tournament before Final Jeopardy. So I bet small, hoping that
hadn’t overlooked anything or made a fatal error, and go into Final,
which I whiff completely. It doesn’t matter. I take
breath, shake hands with Larry and Lori, and go to meet Alex at center
There are cameras. I remember that. Lots and lots
cameras. There are promos to shoot and business cards and
other stuff that kept me from finding Chrisi and sitting down for a
minute. There is a glass of champagne, which I can’t have on
stage, and a cake to cut with all the other contestants gathered
around, and finally I get to sit and relax. If they want to
congratulate me, they could walk up a stair or two, I
I was drained, and nothing had really started to sink in. We
goodbye to the crew, loaded up on the bus, and headed home.
Spirits were high on the bus, since most people felt like they’d played
pretty well to get to the second day, and all were gracious in offering
their congratulations. I called my folks and my
told them, then took a shower, had a drink, and went to
The next morning we were up before dawn and flying home.
Now there will be a month when I can’t tell anybody anything, and by
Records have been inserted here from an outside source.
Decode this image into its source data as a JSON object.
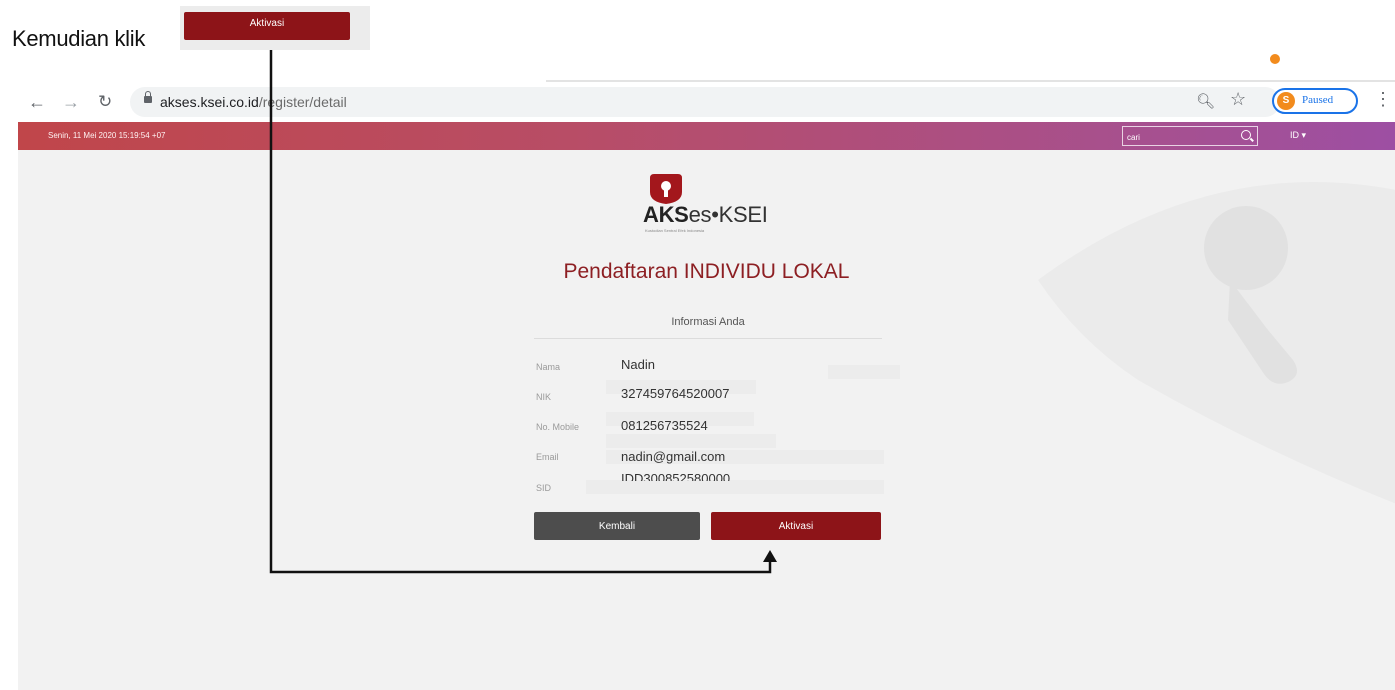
{
  "instruction": {
    "text": "Kemudian klik",
    "button_label": "Aktivasi"
  },
  "browser": {
    "url_host": "akses.ksei.co.id",
    "url_path": "/register/detail",
    "profile_initial": "S",
    "profile_status": "Paused"
  },
  "site_header": {
    "datetime": "Senin, 11 Mei 2020 15:19:54 +07",
    "search_placeholder": "cari",
    "language": "ID ▾"
  },
  "logo": {
    "brand_bold": "AKS",
    "brand_rest": "es•KSEI",
    "tagline": "Kustodian Sentral Efek Indonesia"
  },
  "form": {
    "title": "Pendaftaran INDIVIDU LOKAL",
    "section_title": "Informasi Anda",
    "fields": [
      {
        "label": "Nama",
        "value": "Nadin"
      },
      {
        "label": "NIK",
        "value": "327459764520007"
      },
      {
        "label": "No. Mobile",
        "value": "081256735524"
      },
      {
        "label": "Email",
        "value": "nadin@gmail.com"
      },
      {
        "label": "SID",
        "value": "IDD300852580000"
      }
    ],
    "back_label": "Kembali",
    "activate_label": "Aktivasi"
  },
  "colors": {
    "brand_red": "#8d1418",
    "header_start": "#c0464a",
    "header_end": "#9d4fa3",
    "back_button": "#4d4d4d",
    "profile_orange": "#f28b1d",
    "profile_blue": "#1a73e8"
  }
}
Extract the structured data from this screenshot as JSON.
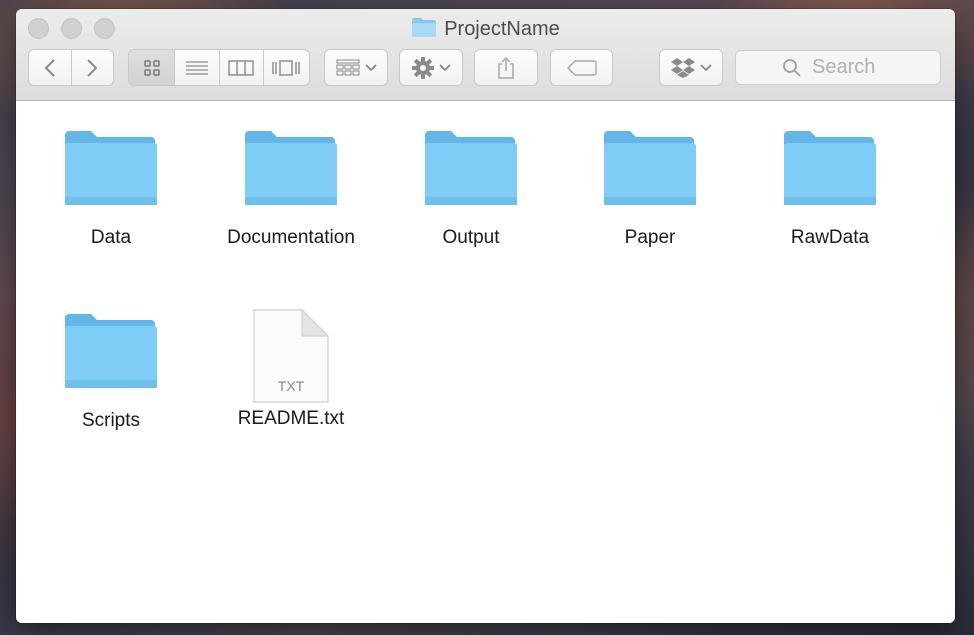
{
  "window": {
    "title": "ProjectName"
  },
  "search": {
    "placeholder": "Search"
  },
  "items": [
    {
      "name": "Data",
      "kind": "folder"
    },
    {
      "name": "Documentation",
      "kind": "folder"
    },
    {
      "name": "Output",
      "kind": "folder"
    },
    {
      "name": "Paper",
      "kind": "folder"
    },
    {
      "name": "RawData",
      "kind": "folder"
    },
    {
      "name": "Scripts",
      "kind": "folder"
    },
    {
      "name": "README.txt",
      "kind": "document",
      "badge": "TXT"
    }
  ],
  "colors": {
    "folder": "#7fcdf6",
    "folder_dark": "#63b7e8",
    "accent": "#7fcdf6"
  }
}
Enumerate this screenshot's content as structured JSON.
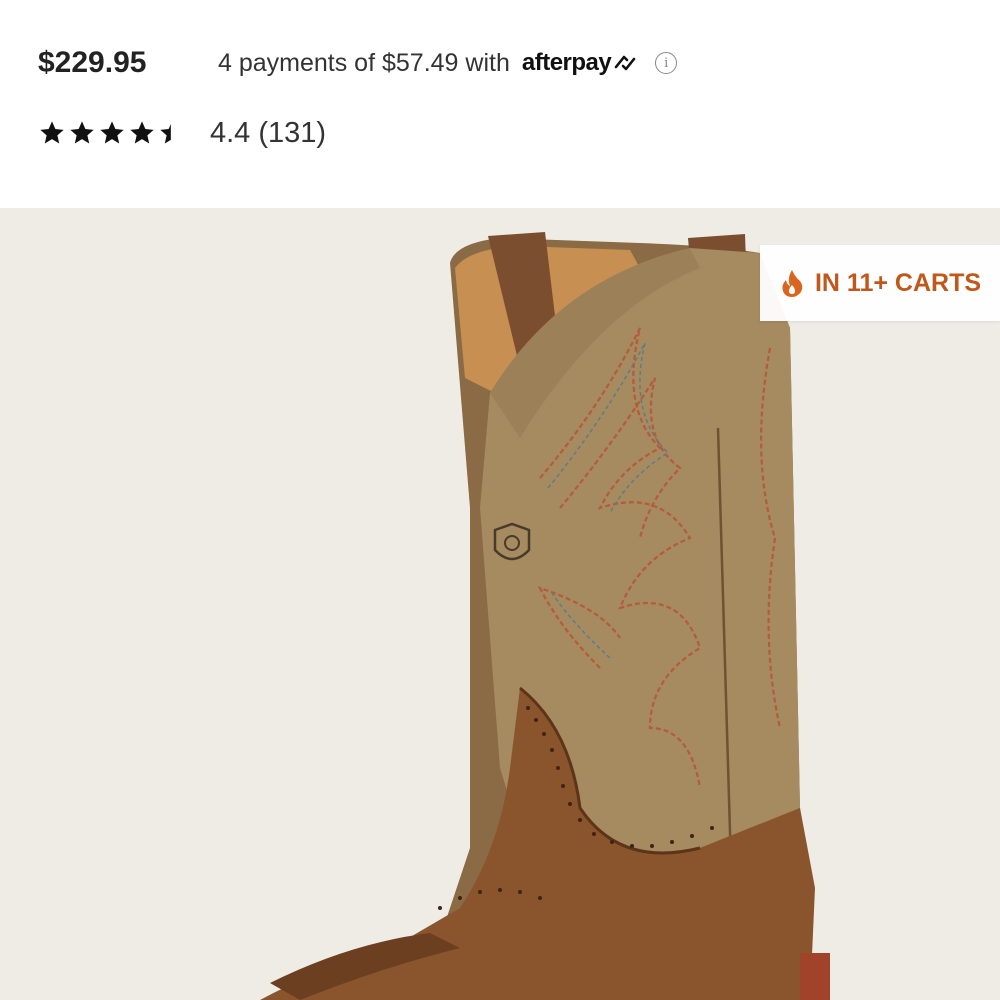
{
  "product": {
    "price": "$229.95",
    "installments": {
      "text": "4 payments of $57.49 with",
      "provider": "afterpay"
    },
    "rating": {
      "stars": 4.4,
      "text": "4.4 (131)"
    }
  },
  "badge": {
    "label": "IN 11+ CARTS",
    "icon": "flame-icon",
    "color": "#c0581b"
  },
  "colors": {
    "hero_background": "#efece6",
    "badge_text": "#c0581b"
  }
}
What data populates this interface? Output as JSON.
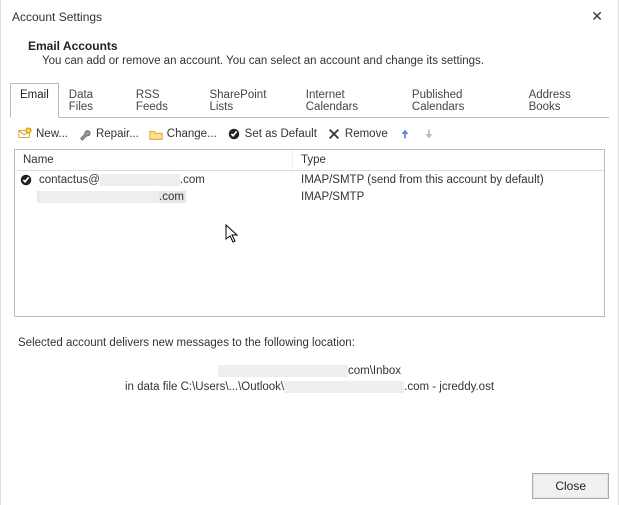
{
  "window": {
    "title": "Account Settings"
  },
  "header": {
    "title": "Email Accounts",
    "desc": "You can add or remove an account. You can select an account and change its settings."
  },
  "tabs": {
    "t0": "Email",
    "t1": "Data Files",
    "t2": "RSS Feeds",
    "t3": "SharePoint Lists",
    "t4": "Internet Calendars",
    "t5": "Published Calendars",
    "t6": "Address Books"
  },
  "toolbar": {
    "new": "New...",
    "repair": "Repair...",
    "change": "Change...",
    "setdefault": "Set as Default",
    "remove": "Remove"
  },
  "columns": {
    "name": "Name",
    "type": "Type"
  },
  "rows": {
    "r0": {
      "prefix": "contactus@",
      "suffix": ".com",
      "type": "IMAP/SMTP (send from this account by default)"
    },
    "r1": {
      "suffix": ".com",
      "type": "IMAP/SMTP"
    }
  },
  "info": {
    "line1": "Selected account delivers new messages to the following location:",
    "folder_suffix": "com\\Inbox",
    "datafile_prefix": "in data file C:\\Users\\...\\Outlook\\",
    "datafile_suffix": ".com - jcreddy.ost"
  },
  "buttons": {
    "close": "Close"
  }
}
the time it hits the TV, I will have processed the whole
I’m trying to decide how to be smart about the money, and looking
forward to the Tournament of Champions, but that’s about it.
house didn’t get cleaner, nor my desk more organized while all this
went on, and the same aggravations apply. Life goes
just hope I can get a copy of the game on DVD.
Further thoughts on Jeopardy
So, the show has aired and the secret is finally out. We had
day this month when we could schedule prom for the high school, and, of
course, it was the same night as my last game, so we fired up the bus
and took the whole high school to the restaurant where the viewing
party was being staged. I’m something of a local celebrity,
recognizable in Home Depot, among other places.
All of the attention has been humbling, believe it or not.
different from the nerd who did all the reading that got me on the show
in the first place, and this grand achievement took place six weeks
ago, for me. Most of my energy has been focused on keeping
secret in a town where secrets are about as common as hens’
teeth. I’m delighted by the excitement that has enveloped the
town, but I won’t be sorry when it subsides and I’m just another
attraction to point out to the visitors.
The thing is this: Playing the game was an exercise in concentrated
activity. Watching the game has been like the longest poker
ever -- with me holding all the aces. You just can’t let
else know that. Weird.
Anyway, the Tournament of Champions will be filmed sometime in the
fall, and I’ll be back in L.A. for that, with a shot at more money and
more attention. There’s certainly no guarantee that I’ll do
As I hope this has conveyed, luck played a big part in the proceedings,
and if we started it all over again, I could just as easily have ended
up going home earlier. As it stands, though, I’m still
useless little facts into my head, storing the up in case they come in
handy. Max Planck. Fidelio. Eero